- **Task item**
After reading the data below, copy out every line that contains the word "plugins".

Data extracted from a collection
═══

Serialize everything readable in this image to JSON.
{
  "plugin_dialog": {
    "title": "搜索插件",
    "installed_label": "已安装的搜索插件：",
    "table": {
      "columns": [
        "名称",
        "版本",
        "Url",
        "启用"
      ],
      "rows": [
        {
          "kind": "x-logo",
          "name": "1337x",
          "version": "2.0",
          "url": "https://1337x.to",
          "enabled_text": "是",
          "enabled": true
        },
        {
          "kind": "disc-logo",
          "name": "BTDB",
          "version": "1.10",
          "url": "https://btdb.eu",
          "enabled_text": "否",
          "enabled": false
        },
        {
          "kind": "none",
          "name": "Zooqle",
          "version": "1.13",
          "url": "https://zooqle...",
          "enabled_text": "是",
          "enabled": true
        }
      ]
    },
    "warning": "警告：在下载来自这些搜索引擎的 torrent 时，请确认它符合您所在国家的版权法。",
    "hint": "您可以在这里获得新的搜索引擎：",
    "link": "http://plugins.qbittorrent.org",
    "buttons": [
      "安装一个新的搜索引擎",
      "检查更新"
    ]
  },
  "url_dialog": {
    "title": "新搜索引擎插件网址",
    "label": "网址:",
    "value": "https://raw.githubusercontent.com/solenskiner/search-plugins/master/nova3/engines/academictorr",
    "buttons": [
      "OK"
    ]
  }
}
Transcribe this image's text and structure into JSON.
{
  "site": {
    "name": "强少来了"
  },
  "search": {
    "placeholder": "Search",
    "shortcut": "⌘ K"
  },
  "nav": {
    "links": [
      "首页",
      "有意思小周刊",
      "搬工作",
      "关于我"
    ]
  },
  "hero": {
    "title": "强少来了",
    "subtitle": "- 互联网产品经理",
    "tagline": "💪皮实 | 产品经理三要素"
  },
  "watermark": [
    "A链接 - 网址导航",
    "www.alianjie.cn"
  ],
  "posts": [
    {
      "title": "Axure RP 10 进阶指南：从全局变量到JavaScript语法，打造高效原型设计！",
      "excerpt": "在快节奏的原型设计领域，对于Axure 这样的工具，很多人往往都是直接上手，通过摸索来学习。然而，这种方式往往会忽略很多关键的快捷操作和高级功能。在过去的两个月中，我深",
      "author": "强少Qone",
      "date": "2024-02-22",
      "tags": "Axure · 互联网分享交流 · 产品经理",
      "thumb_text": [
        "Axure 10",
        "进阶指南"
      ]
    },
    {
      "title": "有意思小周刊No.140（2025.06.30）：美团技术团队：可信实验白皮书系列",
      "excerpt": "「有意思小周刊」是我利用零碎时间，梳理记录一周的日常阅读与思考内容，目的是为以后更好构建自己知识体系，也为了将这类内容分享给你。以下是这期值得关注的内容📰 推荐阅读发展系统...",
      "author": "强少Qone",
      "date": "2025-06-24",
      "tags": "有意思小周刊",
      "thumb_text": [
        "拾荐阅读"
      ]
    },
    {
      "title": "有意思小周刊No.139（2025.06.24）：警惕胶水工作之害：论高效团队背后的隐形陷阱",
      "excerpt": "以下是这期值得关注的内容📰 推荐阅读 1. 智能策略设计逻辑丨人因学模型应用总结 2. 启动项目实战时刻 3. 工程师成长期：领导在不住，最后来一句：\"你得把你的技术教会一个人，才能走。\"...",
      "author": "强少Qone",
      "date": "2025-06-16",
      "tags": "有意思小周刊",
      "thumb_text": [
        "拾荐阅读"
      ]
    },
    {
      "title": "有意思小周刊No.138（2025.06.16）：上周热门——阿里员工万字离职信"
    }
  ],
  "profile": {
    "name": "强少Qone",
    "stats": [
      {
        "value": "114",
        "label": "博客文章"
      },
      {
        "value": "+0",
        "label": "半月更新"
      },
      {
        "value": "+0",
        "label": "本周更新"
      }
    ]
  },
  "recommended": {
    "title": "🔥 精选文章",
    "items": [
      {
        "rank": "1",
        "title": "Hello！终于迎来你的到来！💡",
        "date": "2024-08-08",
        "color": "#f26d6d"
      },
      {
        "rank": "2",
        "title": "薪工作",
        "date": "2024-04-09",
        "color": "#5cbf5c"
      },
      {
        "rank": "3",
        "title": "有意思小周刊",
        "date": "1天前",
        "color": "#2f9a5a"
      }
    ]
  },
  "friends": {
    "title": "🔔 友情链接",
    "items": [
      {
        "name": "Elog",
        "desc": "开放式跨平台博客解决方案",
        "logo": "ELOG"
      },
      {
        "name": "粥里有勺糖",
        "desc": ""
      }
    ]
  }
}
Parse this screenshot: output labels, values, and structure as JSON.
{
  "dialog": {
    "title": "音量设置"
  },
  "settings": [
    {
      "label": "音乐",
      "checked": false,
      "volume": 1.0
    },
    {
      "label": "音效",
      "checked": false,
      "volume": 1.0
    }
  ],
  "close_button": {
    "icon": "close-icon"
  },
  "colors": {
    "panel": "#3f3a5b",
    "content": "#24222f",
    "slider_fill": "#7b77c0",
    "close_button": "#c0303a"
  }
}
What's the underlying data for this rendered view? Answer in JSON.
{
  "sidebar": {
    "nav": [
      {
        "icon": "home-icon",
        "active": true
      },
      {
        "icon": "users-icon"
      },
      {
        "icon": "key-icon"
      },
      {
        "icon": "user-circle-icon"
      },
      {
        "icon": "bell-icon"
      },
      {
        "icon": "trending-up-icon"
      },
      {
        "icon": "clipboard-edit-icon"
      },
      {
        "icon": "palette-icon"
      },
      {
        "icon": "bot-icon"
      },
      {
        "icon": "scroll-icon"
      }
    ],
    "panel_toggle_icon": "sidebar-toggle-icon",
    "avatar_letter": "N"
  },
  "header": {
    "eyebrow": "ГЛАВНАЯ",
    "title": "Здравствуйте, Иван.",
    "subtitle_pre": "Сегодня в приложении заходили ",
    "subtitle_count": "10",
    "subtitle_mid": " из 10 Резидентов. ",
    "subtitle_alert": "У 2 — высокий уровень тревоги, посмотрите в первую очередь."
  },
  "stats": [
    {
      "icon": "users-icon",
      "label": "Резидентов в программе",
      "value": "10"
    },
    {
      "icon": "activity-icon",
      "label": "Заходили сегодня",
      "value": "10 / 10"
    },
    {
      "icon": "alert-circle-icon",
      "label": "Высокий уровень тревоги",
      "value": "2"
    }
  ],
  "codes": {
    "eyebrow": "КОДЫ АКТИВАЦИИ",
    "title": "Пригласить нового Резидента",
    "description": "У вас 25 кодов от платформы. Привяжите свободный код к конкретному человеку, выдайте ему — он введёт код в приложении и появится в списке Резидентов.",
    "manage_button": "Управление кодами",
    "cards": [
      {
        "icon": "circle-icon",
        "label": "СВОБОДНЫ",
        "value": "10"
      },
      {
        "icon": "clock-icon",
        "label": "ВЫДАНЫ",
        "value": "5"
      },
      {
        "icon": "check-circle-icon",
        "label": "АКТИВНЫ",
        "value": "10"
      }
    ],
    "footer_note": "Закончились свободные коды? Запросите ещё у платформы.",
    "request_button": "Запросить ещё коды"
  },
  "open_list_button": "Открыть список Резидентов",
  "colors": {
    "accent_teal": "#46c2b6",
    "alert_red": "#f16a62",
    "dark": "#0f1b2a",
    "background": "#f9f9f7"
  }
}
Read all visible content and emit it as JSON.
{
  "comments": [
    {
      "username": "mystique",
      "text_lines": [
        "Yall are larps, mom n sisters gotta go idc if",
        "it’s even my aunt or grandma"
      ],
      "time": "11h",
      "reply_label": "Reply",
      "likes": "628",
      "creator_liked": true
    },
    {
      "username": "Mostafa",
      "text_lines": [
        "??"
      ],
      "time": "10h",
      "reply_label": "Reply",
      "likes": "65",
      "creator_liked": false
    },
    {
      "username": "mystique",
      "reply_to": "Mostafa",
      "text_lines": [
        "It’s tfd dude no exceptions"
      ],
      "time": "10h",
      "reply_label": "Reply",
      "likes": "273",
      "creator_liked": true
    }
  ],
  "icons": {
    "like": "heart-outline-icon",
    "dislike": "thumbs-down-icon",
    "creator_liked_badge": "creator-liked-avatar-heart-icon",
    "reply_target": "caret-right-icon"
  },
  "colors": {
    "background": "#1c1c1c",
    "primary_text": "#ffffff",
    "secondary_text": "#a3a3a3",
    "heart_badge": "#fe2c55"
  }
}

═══

- **Answer for this exercise**
    "link": "http://plugins.qbittorrent.org",
    "value": "https://raw.githubusercontent.com/solenskiner/search-plugins/master/nova3/engines/academictorr",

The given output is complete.